A common theme from our clients who have suffered a serious injury is that they want to prevent the same thing from happening to some other family. Sometimes we try to accomplish this goal by asking for policy changes or new safety rules as part of a negotiated settlement. But often, just the experience of being named a defendant in a malpractice suit –regardless of the outcome–can cause a health care provider be more careful in the future. I always hope it’s for the right reason–patient safety–rather than simply to avoid being sued again.
But last week, we made a patient safer in a very direct and unexpected way.
Denise Kight is one of the nurses who helps prepare our malpractice cases. Denise is a certified nurse midwife who continues to practice part-time on weekends at a local hospital. She’s a very patient-oriented person, and her practical knowledge of the her field is enormously helpful as we represent clients in obstetric cases. But she told me yesterday that her experience in our office may have helped save a patient’s life.
Some time ago, we reviewed a case involving the death of a young woman who had recently delivered a baby.

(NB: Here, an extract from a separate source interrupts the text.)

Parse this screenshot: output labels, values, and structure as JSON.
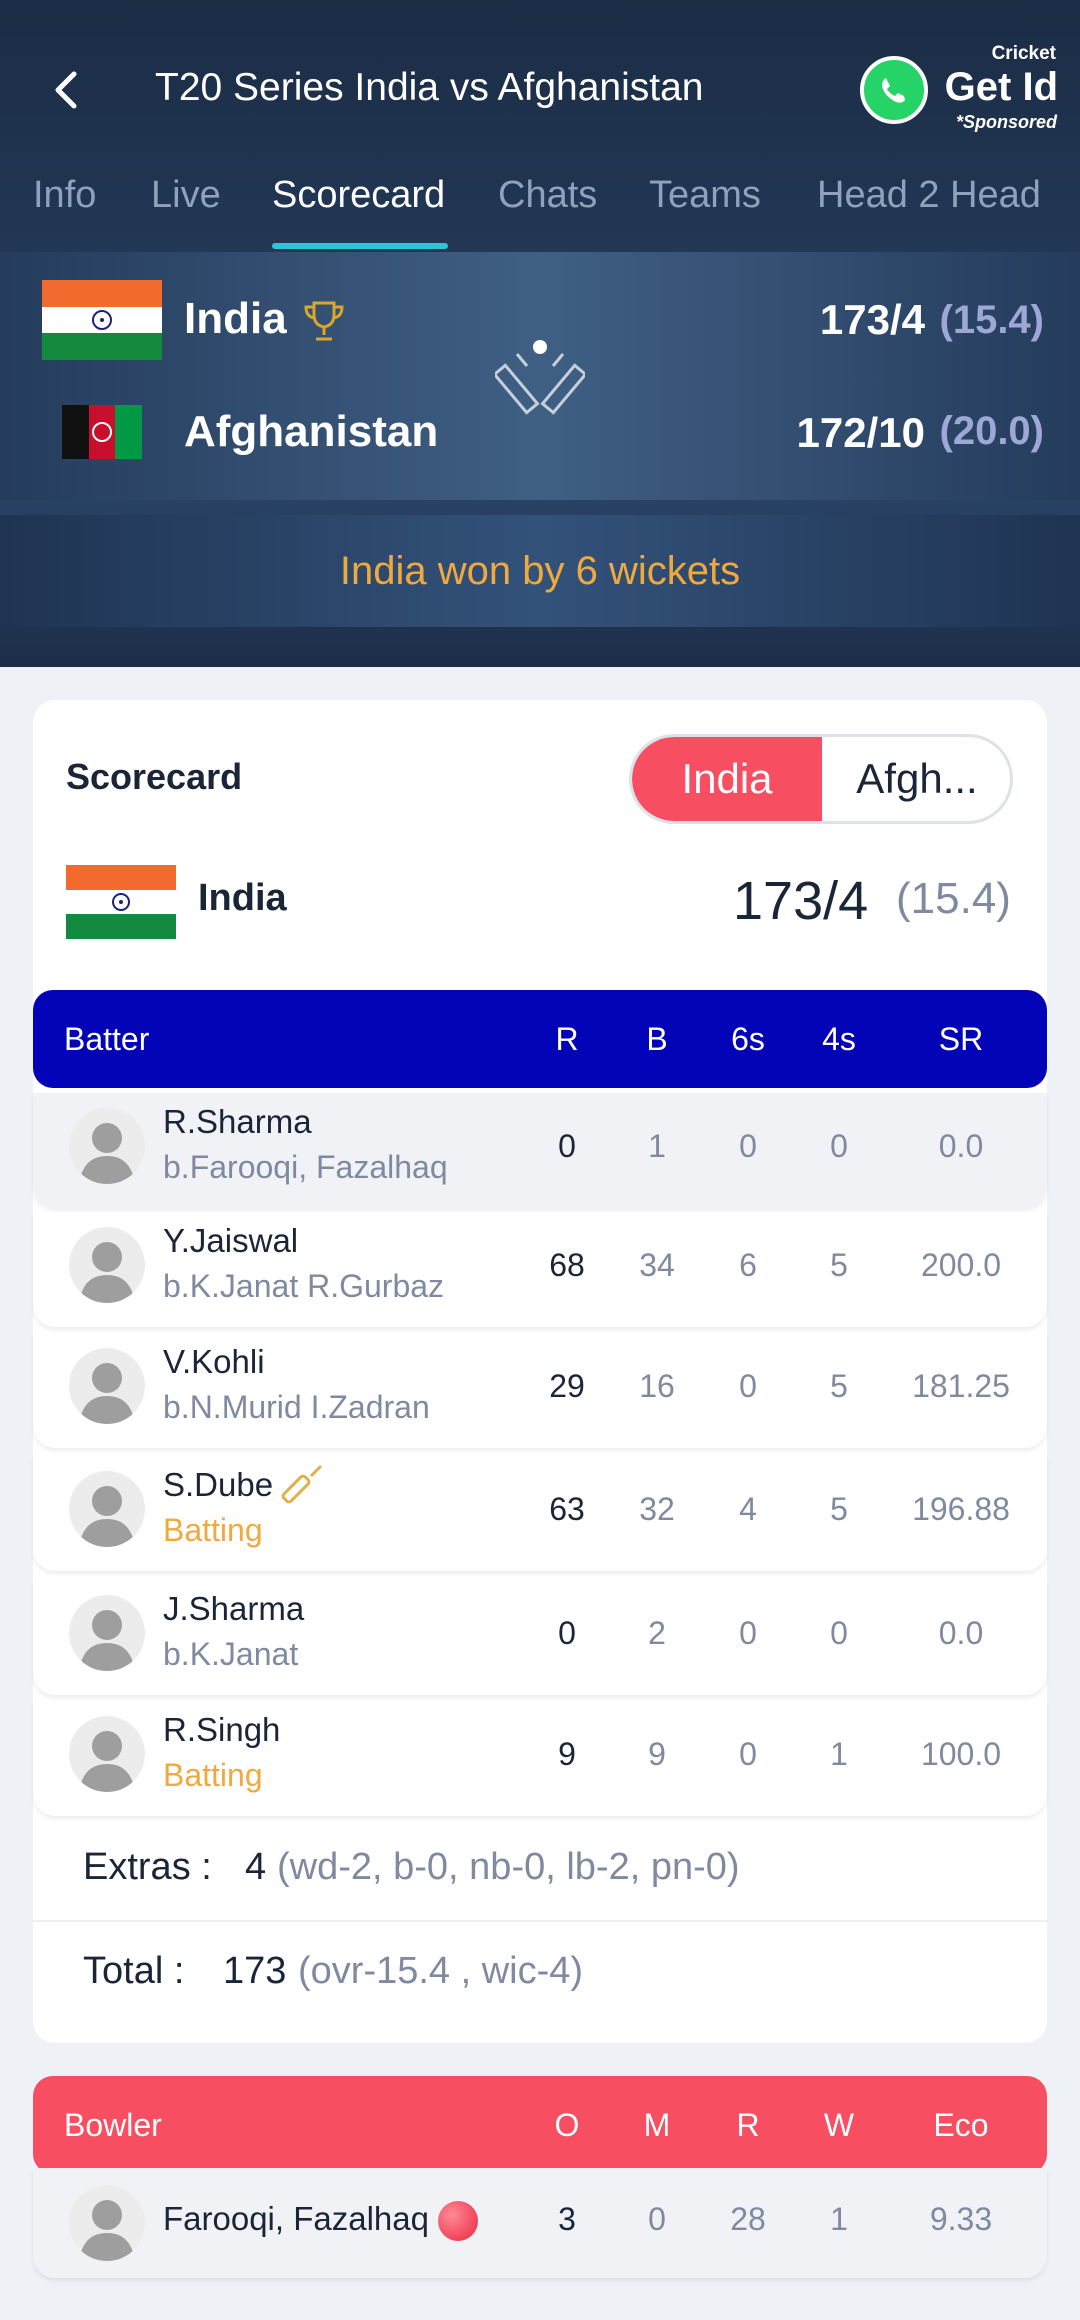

She had been readmitted to the hospital with shortness of breath and a rapid heart rate, and was found to have a cardiac rhythm abnormality called long QT syndrome (LQTS), which can cause sudden death. She wasn’t treated, and died shortly after her release. For various reasons, we weren’t able to take the case, but Denise performed a very thorough review of the medical issues.
And then over the weekend, while working at her “second job” in the hospital, Denise saw a patient who reminded her of our client. The woman had a rapid heart rate shortly after delivery, with no apparent explanation. Remembering the LQTS, Denise got an EKG, recognized an abnormal QT interval, and sent the results to the cardiologist. The diagnosis was confirmed, and the patient will be treated.
So even though we couldn’t bring suit for our client, her death very likely saved another life–in a most unexpected way. Unfortunately, the providers who missed the diagnosis in our clients’ case haven’t had the benefit of learning about their mistake, but her work on behalf of our clients made Denise a more astute clinician.